Just out of interest, how do the LSAC writers (or anyone else really) come up with a logic game? I'm not referring to reworded former games, but exclusively to the original templates.
Do they come up with one rule at a time and see how it interacts with the scenario? Or do you solve for the possibilities and work from there? What about coming up with relevant questions? And adding complexity?
It seems pretty challenging..
Prepare for the LSAT or discuss it with others in this forum.
3 posts • Page 1 of 1
- Posts: 4975
- Joined: Wed Jan 11, 2012 9:12 pm
Shmoopy wrote:I'm just guessing here, but I imagine they start with the solution, then pull some rules out of the solution, then check that the rules are sufficient to give the whole solution. Then they probably make up questions that can be solved using a few of the rules at a time. Of course, there are standard patterns for types of questions. This just a total guess though, based on how I would do it. I write practice tests in math for a test prep company.

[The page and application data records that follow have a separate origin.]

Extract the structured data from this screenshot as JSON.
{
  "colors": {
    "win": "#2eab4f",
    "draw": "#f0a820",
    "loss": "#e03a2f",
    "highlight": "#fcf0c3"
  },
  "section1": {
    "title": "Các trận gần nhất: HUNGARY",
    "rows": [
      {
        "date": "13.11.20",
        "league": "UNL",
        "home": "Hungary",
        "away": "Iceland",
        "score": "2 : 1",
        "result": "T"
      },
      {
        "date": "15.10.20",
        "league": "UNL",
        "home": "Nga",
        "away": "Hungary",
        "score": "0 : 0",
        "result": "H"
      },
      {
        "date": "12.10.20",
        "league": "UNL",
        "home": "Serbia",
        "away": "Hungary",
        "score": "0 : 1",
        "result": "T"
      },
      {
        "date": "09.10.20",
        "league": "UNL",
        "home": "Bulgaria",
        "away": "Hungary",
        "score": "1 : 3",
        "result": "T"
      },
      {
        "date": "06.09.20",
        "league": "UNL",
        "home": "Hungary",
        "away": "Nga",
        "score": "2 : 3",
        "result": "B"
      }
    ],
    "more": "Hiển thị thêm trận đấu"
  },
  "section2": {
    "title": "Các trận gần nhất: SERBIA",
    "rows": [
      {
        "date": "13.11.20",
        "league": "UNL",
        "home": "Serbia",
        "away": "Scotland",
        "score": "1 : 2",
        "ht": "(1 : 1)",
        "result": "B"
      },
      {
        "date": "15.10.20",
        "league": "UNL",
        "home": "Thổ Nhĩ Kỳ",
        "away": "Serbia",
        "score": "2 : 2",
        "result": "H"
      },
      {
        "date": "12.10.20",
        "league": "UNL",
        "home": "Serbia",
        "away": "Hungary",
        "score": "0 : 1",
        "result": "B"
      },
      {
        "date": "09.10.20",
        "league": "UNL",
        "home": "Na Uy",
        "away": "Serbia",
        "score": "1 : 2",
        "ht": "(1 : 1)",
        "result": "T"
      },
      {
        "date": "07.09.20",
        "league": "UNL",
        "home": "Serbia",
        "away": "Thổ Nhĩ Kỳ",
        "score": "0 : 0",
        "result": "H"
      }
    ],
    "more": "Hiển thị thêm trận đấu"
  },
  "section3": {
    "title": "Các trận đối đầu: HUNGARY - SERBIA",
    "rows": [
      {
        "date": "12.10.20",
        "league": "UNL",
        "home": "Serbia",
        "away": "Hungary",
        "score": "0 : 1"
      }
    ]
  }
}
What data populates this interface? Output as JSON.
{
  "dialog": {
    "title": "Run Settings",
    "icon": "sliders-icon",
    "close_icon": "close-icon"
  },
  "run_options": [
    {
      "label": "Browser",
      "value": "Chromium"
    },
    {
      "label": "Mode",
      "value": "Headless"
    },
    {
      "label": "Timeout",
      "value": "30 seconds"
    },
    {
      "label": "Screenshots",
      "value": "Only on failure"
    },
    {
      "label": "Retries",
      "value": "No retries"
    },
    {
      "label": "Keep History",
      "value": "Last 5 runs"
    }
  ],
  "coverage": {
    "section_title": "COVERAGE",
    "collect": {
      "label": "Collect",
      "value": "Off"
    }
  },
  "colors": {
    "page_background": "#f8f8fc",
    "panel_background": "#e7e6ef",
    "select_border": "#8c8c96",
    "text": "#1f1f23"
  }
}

Obviously different than logic games, but this is my vaguely educated guess.
That sounds about right
Who is online
Users browsing this forum: No registered users and 12 guests